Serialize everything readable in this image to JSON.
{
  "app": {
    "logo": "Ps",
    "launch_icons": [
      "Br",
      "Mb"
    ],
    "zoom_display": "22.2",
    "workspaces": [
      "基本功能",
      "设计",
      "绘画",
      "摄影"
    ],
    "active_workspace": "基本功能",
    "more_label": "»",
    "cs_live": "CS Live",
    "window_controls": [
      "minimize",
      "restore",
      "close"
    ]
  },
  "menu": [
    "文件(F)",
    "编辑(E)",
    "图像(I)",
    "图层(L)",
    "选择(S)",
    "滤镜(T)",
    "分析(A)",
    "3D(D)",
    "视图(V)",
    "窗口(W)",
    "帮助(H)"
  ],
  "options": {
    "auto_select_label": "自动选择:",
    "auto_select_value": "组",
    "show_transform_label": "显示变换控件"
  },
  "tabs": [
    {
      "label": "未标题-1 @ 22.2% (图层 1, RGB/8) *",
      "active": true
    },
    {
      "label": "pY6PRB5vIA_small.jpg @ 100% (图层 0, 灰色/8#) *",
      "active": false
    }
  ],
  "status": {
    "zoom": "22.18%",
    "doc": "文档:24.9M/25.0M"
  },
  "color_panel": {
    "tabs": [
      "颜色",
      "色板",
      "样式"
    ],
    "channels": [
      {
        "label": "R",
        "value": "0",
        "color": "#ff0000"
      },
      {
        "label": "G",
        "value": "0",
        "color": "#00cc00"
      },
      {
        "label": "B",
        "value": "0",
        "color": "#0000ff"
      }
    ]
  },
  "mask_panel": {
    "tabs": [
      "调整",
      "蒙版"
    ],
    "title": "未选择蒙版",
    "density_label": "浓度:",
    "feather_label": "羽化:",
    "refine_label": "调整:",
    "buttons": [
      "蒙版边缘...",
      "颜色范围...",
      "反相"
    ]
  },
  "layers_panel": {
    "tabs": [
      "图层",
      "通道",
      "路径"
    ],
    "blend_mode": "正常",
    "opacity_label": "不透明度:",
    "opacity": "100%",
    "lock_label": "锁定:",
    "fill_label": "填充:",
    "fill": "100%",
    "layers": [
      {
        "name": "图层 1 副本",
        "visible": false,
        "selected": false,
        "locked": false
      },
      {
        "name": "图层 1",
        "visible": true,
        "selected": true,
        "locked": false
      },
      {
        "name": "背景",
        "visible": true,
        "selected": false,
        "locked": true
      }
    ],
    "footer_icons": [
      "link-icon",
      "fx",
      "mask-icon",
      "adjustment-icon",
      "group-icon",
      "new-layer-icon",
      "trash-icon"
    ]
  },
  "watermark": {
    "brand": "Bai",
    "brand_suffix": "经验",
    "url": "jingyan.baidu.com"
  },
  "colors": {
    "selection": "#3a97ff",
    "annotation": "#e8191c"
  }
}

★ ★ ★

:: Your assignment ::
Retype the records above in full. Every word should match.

:: Task answer ::
Serialize everything readable in this image to JSON.
{
  "app": {
    "logo": "Ps",
    "launch_icons": [
      "Br",
      "Mb"
    ],
    "zoom_display": "22.2",
    "workspaces": [
      "基本功能",
      "设计",
      "绘画",
      "摄影"
    ],
    "active_workspace": "基本功能",
    "more_label": "»",
    "cs_live": "CS Live",
    "window_controls": [
      "minimize",
      "restore",
      "close"
    ]
  },
  "menu": [
    "文件(F)",
    "编辑(E)",
    "图像(I)",
    "图层(L)",
    "选择(S)",
    "滤镜(T)",
    "分析(A)",
    "3D(D)",
    "视图(V)",
    "窗口(W)",
    "帮助(H)"
  ],
  "options": {
    "auto_select_label": "自动选择:",
    "auto_select_value": "组",
    "show_transform_label": "显示变换控件"
  },
  "tabs": [
    {
      "label": "未标题-1 @ 22.2% (图层 1, RGB/8) *",
      "active": true
    },
    {
      "label": "pY6PRB5vIA_small.jpg @ 100% (图层 0, 灰色/8#) *",
      "active": false
    }
  ],
  "status": {
    "zoom": "22.18%",
    "doc": "文档:24.9M/25.0M"
  },
  "color_panel": {
    "tabs": [
      "颜色",
      "色板",
      "样式"
    ],
    "channels": [
      {
        "label": "R",
        "value": "0",
        "color": "#ff0000"
      },
      {
        "label": "G",
        "value": "0",
        "color": "#00cc00"
      },
      {
        "label": "B",
        "value": "0",
        "color": "#0000ff"
      }
    ]
  },
  "mask_panel": {
    "tabs": [
      "调整",
      "蒙版"
    ],
    "title": "未选择蒙版",
    "density_label": "浓度:",
    "feather_label": "羽化:",
    "refine_label": "调整:",
    "buttons": [
      "蒙版边缘...",
      "颜色范围...",
      "反相"
    ]
  },
  "layers_panel": {
    "tabs": [
      "图层",
      "通道",
      "路径"
    ],
    "blend_mode": "正常",
    "opacity_label": "不透明度:",
    "opacity": "100%",
    "lock_label": "锁定:",
    "fill_label": "填充:",
    "fill": "100%",
    "layers": [
      {
        "name": "图层 1 副本",
        "visible": false,
        "selected": false,
        "locked": false
      },
      {
        "name": "图层 1",
        "visible": true,
        "selected": true,
        "locked": false
      },
      {
        "name": "背景",
        "visible": true,
        "selected": false,
        "locked": true
      }
    ],
    "footer_icons": [
      "link-icon",
      "fx",
      "mask-icon",
      "adjustment-icon",
      "group-icon",
      "new-layer-icon",
      "trash-icon"
    ]
  },
  "watermark": {
    "brand": "Bai",
    "brand_suffix": "经验",
    "url": "jingyan.baidu.com"
  },
  "colors": {
    "selection": "#3a97ff",
    "annotation": "#e8191c"
  }
}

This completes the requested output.